So, the horticultural, aquacultural and organic sectors would need to organize themselves, integrating knowledge from different domains. Yet, there are difficulties in convening such knowledge-intensive discussions as the experts and the communities of practice are fragmented and dispersed. Moreover, it is a knowledgeintensive endeavour: the NOSB subcommittee on Hydroponic and aquaponics stated that an in-depth justification would need more time (NOSB 2017; Hydroponic & Aquaponic Subcommittee Report, p. 2). In the EU, the most important Organic Research Institute (FiBL) involved in regulation and input testing is based in Switzerland. However, with its new organizational umbrella now located in Brussels, circumstances are expected to improve in the coming years. Still, to review all the details of every component of hydroponic and aquaculture will raise new questions that only a very few organic greenhouse and aquaculture experts in Europe will be able to answer. Aquaponics actors might then be in a situation to discuss (a) the circular economy approach, e.g. from the point of view of Life Cycle Assessment and in terms of the construction and production components used to compare it with a soil-based production and (b) to consider the question of how does aquaponics improve the on-site (sustainability) situation of fish and plant production. Asking such questions may stimulate ideas for new system-designed aquaponics that might be perceived as interesting by the organic community.
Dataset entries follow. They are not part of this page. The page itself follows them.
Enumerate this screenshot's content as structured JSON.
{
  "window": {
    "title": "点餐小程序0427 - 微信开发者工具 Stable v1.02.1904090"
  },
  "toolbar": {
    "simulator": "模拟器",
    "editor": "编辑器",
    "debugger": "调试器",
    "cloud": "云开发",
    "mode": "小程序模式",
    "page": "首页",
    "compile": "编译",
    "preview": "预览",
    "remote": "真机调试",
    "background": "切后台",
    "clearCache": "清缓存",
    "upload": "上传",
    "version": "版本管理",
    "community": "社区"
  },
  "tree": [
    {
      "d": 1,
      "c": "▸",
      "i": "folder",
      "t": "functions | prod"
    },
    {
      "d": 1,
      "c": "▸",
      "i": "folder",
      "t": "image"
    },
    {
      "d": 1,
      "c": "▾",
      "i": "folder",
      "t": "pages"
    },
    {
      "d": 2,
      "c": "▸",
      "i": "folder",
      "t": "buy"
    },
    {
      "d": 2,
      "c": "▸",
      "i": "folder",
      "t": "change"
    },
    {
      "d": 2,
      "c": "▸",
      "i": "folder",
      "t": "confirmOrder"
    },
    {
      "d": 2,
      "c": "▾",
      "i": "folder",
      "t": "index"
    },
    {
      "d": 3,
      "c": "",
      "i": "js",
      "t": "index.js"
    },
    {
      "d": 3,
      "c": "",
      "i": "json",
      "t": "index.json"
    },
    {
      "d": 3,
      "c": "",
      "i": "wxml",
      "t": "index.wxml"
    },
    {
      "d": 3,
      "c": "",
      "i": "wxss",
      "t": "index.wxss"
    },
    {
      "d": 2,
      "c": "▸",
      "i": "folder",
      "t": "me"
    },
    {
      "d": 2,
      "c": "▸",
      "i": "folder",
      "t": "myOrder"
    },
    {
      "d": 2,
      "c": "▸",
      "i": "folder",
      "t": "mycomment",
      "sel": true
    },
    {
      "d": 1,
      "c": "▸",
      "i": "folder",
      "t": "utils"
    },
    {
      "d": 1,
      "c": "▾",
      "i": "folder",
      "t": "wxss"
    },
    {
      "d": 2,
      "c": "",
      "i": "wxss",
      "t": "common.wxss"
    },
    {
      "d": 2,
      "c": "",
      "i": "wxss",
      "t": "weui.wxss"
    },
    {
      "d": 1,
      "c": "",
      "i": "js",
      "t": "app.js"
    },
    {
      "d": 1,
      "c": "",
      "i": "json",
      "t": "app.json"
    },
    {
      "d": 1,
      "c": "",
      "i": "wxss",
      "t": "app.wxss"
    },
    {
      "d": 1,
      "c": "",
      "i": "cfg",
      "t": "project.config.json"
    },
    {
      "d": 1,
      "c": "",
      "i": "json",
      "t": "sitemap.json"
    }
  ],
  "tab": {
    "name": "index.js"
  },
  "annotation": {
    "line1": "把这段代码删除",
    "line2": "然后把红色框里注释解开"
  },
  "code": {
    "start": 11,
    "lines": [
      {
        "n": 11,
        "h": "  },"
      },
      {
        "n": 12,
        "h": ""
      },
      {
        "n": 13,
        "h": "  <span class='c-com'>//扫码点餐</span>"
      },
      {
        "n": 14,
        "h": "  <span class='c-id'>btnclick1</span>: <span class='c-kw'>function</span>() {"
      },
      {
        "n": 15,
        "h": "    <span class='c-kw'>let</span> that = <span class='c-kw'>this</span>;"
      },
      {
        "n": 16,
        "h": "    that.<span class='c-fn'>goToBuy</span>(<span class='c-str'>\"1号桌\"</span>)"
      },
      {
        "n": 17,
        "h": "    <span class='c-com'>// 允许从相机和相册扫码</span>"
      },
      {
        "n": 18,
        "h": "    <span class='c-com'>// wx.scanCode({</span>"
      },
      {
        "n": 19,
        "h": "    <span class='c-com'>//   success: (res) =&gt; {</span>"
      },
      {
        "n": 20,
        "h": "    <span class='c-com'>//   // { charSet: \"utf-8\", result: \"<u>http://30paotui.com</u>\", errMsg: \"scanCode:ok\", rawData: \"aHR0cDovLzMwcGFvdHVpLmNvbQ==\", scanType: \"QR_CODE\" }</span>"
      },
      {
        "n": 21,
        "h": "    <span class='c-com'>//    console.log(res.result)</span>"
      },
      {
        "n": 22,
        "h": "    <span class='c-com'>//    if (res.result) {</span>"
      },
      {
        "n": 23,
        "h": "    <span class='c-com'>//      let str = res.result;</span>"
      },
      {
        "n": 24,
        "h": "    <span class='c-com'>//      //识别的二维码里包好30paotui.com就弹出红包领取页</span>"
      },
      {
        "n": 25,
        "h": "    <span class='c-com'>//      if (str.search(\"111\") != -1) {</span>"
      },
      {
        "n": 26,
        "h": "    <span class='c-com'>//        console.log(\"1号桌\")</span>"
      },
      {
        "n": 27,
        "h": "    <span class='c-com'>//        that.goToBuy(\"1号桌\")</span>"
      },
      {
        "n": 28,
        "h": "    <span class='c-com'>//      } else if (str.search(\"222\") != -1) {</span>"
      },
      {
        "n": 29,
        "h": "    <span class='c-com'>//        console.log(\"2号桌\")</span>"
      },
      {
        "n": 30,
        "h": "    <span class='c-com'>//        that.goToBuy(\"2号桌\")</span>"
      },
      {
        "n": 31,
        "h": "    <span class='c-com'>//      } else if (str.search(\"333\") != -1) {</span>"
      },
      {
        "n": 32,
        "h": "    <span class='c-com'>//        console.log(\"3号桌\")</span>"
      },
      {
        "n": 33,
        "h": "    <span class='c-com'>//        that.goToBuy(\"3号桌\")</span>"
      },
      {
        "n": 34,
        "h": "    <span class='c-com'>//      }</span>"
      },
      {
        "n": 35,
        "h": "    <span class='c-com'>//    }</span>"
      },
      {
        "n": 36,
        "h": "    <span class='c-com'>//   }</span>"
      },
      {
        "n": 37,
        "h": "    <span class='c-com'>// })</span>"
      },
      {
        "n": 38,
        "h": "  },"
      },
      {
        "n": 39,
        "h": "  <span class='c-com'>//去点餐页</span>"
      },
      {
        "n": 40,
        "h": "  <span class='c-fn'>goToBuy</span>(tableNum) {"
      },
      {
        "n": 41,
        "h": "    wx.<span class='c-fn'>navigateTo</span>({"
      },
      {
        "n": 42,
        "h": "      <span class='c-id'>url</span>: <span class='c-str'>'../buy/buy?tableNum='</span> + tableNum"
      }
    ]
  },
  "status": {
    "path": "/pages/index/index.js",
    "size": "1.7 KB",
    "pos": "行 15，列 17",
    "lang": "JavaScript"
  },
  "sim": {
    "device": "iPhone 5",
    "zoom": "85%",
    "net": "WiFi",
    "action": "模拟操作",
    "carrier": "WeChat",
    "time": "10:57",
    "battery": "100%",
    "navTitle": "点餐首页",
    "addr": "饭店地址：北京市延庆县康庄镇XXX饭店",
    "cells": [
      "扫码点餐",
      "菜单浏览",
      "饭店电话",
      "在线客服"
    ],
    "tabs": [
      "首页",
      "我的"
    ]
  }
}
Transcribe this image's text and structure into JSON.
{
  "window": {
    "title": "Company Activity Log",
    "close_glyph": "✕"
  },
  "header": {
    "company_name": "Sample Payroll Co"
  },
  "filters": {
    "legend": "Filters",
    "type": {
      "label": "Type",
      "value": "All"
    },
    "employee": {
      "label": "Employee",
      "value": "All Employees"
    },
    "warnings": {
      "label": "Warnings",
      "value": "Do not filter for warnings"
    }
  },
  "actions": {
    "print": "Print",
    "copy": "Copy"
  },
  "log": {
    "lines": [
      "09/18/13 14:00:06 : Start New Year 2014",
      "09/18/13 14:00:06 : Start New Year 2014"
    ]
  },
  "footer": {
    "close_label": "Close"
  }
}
However, it may also raise new (or in fact old) barriers to the implementation of large-scale organic production, e.g. thinking of organic pots that do not pose a challenge to the potting machine for aquaponics salads and fish welfare indicators in order to develop knowledge-based species-specific stocking densities. In this way, system design changes may raise new research questions.
For the time being, more collaborative research and development into developing aquaponics systems for the organic sector might be an interesting pathway that would best be discussed and developed among open-minded experts and growers from aquaponics, organic greenhouse production and organic aquaculture. To conclude, there is a great need for a knowledge exchange and discussion among the aquaponics and organic niches to explore the potentials and limitations of their respective production models, and reach some kind of consensus as to whether there is a future role for recirculating aquaponics systems in the organic community and what organic aquaponics could actually look like. But with the diverse visions of aquaponics systems by entrepreneurs, farmers, researchers and communities already in place, what would certify them all as organic mean for communication to the consumer, for marketing and for achieving sustainability goals? In the USA as in Europe, the question is who would benefit from organic certification of aquaponics? At present, aquaponics seems somewhat to be an ugly duckling both within the conventional and the organic agriculture regimes, but in the future it may turn into a beautiful sustainable swan—-and may be certified organic?!